I like Zaleski’s definition, Mary Allen writes, because it acknowledges what I’ve always believed—that spiritual writing is simply writing that looks at whatever comes into the writer’s scope of awareness, closely and deeply, from all angles, bringing to bear every gift the writer has at her disposal to find the truth, beauty, and meaning in it. It’s writing that exposes the essential mystery that lies at the heart of everything—whether it’s a ladybug or the cancer diagnosis of a friend—through faithful attention to specific, humble, concrete details. It’s writing that makes the unbearable bearable and the mundane luminous. Life itself is a spiritual endeavor whether we know it or not, and to me any writing that honestly grapples with life is ipso facto spiritual writing.

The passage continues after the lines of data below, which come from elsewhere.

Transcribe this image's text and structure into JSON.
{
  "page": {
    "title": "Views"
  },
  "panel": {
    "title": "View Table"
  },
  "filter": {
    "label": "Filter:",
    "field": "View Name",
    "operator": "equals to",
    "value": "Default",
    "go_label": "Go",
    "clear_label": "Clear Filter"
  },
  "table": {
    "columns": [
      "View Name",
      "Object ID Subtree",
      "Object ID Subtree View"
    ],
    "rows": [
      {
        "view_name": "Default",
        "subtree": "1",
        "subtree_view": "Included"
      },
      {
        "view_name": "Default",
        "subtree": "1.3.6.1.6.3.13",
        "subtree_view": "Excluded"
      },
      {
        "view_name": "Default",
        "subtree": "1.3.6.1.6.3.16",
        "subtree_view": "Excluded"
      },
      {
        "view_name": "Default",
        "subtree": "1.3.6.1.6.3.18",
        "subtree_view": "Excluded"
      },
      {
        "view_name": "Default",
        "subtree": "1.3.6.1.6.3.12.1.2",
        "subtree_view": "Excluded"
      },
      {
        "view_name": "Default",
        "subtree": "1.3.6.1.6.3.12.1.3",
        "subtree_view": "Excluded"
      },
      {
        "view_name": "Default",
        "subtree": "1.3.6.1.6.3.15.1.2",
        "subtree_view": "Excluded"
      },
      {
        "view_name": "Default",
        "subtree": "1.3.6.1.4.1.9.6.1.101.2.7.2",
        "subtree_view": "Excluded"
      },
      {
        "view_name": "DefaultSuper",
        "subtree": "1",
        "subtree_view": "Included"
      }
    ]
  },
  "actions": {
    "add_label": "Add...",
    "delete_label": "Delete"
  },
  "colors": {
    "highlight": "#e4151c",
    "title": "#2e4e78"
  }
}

In The Rooms of Heaven, Mary Allen writes about love, death, grief, and the afterlife. She has also written about the innate spirituality of children, about exploring and healing the “house of the mind” through the vehicles of hypnosis and EMDR, and about the meaning and symbols found in the tarot cards. She and her friend Tania Pryputniewicz co-host a website called Tarot for Two.
I’ve been playing with the tarot cards with my friend Tania Pryputniewicz for more than twenty years. These days we live in different parts of the country—me in Iowa and her in California—so we do tarot long distance over the phone once a month. At the end of our sessions we each pick a card to keep close by during the coming month, and the next time we meet we write (at the same time, and then read what we wrote to each other) about what our card of the month had to do with the actual month we just went through. We post the results on our website. Doing that writing forces me to think about the cards and what they have to say about everyday life, to try to bridge the gap between the symbolic and the concrete—which in turn has deepened my understanding of the cards and increased their usefulness to me as guides. Symbolism talks to us in an intimate language as complex, concrete, and multi-faceted as the tapestry of life itself, which also talks to us through metaphors and symbols if we can only figure out how to listen. My part of these monthly posts represent my attempts to listen to the cards and to life and to hear what they have to say about each other.
Click here to read an award-winning essay, At the Monastery, by Mary Allen. The essay won first prize in Tiferet Magazine’s spiritual writing contest in 2013.